2: Opening to The Eyes of the Overworld (1966)
Our first visit to the the art of Jack Vance looked at the opening of The Dying Earth, his first book (1950). By the 1960s Vance, while still capable of spectacular prose, had added a new restraint and control to his work. The Eyes of the Overworld (1966), a fix-up of a series of stories from the Magazine of Fantasy and Science Fiction. The book revisits the Dying Earth milieu, but introduces the darkly comic anti-hero, Cugel 'the Clever', a rogue who is cunning enough to stay alive in a hostile environment, but not clever enough to profit for any length of time. Here's how the book starts:

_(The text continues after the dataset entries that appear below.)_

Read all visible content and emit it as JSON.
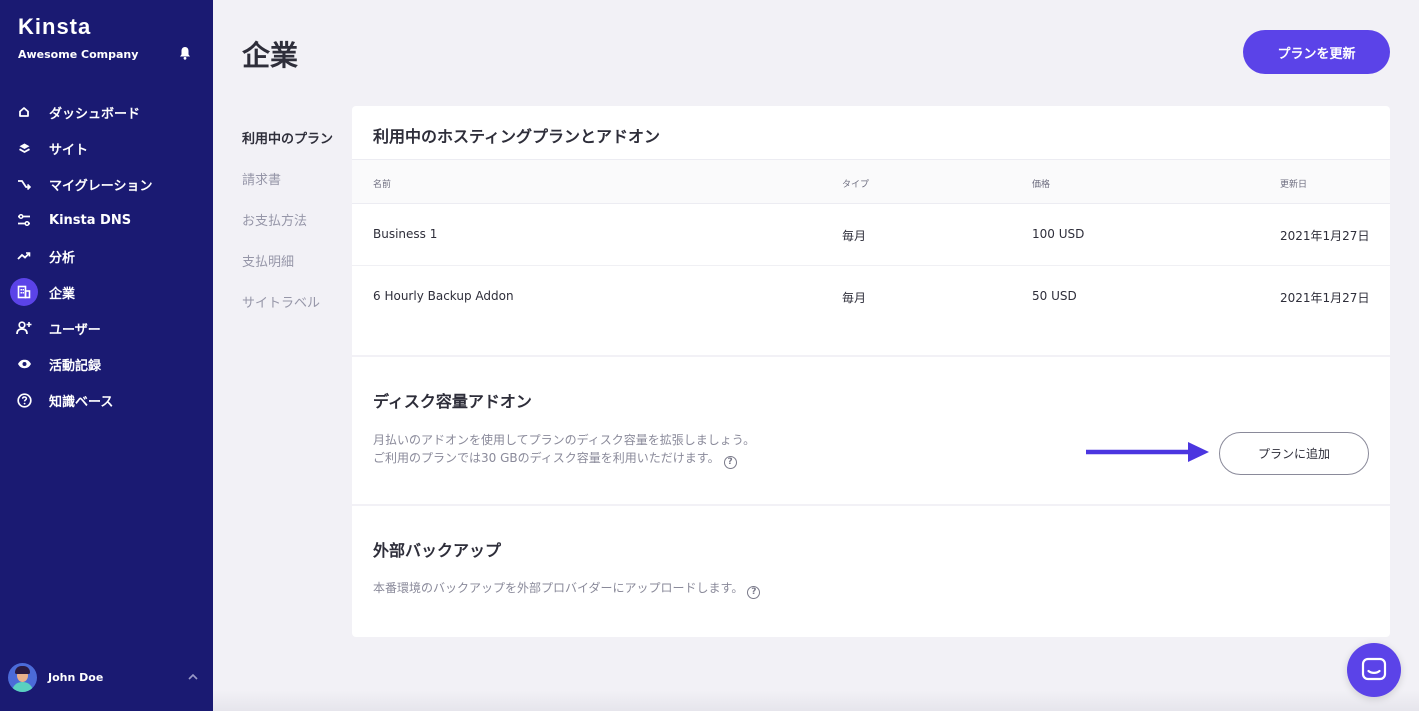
{
  "brand": {
    "logo": "Kinsta",
    "company": "Awesome Company",
    "accent": "#5b43e8",
    "sidebar_bg": "#1a1a72"
  },
  "sidebar": {
    "items": [
      {
        "label": "ダッシュボード",
        "icon": "home-icon"
      },
      {
        "label": "サイト",
        "icon": "layers-icon"
      },
      {
        "label": "マイグレーション",
        "icon": "migration-icon"
      },
      {
        "label": "Kinsta DNS",
        "icon": "dns-icon"
      },
      {
        "label": "分析",
        "icon": "trend-icon"
      },
      {
        "label": "企業",
        "icon": "company-icon",
        "active": true
      },
      {
        "label": "ユーザー",
        "icon": "add-user-icon"
      },
      {
        "label": "活動記録",
        "icon": "eye-icon"
      },
      {
        "label": "知識ベース",
        "icon": "help-circle-icon"
      }
    ],
    "user": {
      "name": "John Doe"
    }
  },
  "header": {
    "title": "企業",
    "primary_button": "プランを更新"
  },
  "subnav": {
    "items": [
      "利用中のプラン",
      "請求書",
      "お支払方法",
      "支払明細",
      "サイトラベル"
    ],
    "active_index": 0
  },
  "plans": {
    "title": "利用中のホスティングプランとアドオン",
    "columns": [
      "名前",
      "タイプ",
      "価格",
      "更新日"
    ],
    "rows": [
      [
        "Business 1",
        "毎月",
        "100 USD",
        "2021年1月27日"
      ],
      [
        "6 Hourly Backup Addon",
        "毎月",
        "50 USD",
        "2021年1月27日"
      ]
    ]
  },
  "disk_addon": {
    "title": "ディスク容量アドオン",
    "desc_line1": "月払いのアドオンを使用してプランのディスク容量を拡張しましょう。",
    "desc_line2": "ご利用のプランでは30 GBのディスク容量を利用いただけます。",
    "button": "プランに追加"
  },
  "external_backup": {
    "title": "外部バックアップ",
    "desc": "本番環境のバックアップを外部プロバイダーにアップロードします。"
  }
}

On the heights above the river Xzan, at the site of certain ancient ruins, Iucounu the Laughing Magician had built a manse to his private taste: an eccentric structure of steep gables, balconies, sky-walks, cupolas, together with three spiral green glass towers through which the red sunlight shone in twisted glints and peculiar colors.
Behind the manse and across the valley, low hills rolled away like dunes to the limit of vision. The sun projected shifting crescents of black shadow; otherwise the hills were unmarked, empty, solitary. The Xzan, rising in the
to the east of Almery, passed below, then three leagues to the west made junction with the Scaum. Here was Azenomei, a town old beyond memory, notable now only for its fair, which attracted folk from all the region. At Azenomei Fair Cugel had established a booth for the sale of talismans. Old Forest
The second paragraph leads us into the sombre surroundings of an Earth where the sun is slowly going out. There is an unimaginable antiquity, a tiredness beyond age, in the landscape. There are only hills, because mountains have been abraded over the aeons, the town of Azenomei (how pitch-perfect are Vance's proper nouns) is 'old beyond memory'. And then, in the final sentence, the protagonist Cugel is introduced: not in a void, but at one with his environment.
As an opening, it's a masterpiece at once understated and rococo: a fusion of two of the finest elements of Vance's voice.